Segment Start: Records supplied
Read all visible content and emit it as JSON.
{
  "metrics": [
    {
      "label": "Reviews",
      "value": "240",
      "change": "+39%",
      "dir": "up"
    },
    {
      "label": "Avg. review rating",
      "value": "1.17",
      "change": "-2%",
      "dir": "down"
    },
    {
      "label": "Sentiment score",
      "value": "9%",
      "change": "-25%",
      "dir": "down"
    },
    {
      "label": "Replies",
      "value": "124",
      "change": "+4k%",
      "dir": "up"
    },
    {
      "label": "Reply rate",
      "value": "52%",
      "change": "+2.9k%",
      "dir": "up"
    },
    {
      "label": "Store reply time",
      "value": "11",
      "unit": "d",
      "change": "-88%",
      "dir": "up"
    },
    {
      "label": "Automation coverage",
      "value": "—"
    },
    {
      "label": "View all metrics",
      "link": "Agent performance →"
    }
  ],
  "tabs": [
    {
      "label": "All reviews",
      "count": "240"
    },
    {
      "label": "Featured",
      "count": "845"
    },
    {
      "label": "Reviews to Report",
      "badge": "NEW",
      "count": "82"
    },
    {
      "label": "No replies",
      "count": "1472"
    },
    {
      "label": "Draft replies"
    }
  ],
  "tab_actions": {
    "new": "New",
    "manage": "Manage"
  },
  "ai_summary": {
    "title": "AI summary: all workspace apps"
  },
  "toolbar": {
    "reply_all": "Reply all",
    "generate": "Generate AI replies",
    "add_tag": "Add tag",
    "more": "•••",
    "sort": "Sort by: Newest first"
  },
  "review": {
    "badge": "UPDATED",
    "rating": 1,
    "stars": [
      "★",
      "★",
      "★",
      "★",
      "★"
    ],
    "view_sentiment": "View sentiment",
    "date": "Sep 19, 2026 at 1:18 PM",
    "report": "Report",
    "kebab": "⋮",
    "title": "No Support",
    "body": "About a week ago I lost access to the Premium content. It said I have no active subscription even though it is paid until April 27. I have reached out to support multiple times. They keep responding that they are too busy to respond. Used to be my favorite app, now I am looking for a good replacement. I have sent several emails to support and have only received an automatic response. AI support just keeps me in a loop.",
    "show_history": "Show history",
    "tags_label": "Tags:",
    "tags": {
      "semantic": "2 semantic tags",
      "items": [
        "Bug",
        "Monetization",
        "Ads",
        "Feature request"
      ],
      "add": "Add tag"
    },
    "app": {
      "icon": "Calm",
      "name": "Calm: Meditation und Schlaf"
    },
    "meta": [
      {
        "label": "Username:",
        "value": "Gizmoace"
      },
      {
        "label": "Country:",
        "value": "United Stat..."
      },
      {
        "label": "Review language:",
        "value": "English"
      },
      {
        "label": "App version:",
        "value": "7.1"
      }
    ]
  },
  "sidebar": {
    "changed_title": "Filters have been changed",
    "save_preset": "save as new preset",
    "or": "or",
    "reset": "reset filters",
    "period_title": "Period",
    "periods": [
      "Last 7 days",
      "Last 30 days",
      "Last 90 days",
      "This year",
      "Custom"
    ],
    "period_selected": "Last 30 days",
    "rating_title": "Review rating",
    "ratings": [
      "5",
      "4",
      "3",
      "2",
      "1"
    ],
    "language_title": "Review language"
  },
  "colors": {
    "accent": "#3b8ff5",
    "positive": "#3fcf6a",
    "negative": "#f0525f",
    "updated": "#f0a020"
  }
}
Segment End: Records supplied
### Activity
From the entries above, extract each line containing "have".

### Finished exercise
    "body": "About a week ago I lost access to the Premium content. It said I have no active subscription even though it is paid until April 27. I have reached out to support multiple times. They keep responding that they are too busy to respond. Used to be my favorite app, now I am looking for a good replacement. I have sent several emails to support and have only received an automatic response. AI support just keeps me in a loop.",
    "changed_title": "Filters have been changed",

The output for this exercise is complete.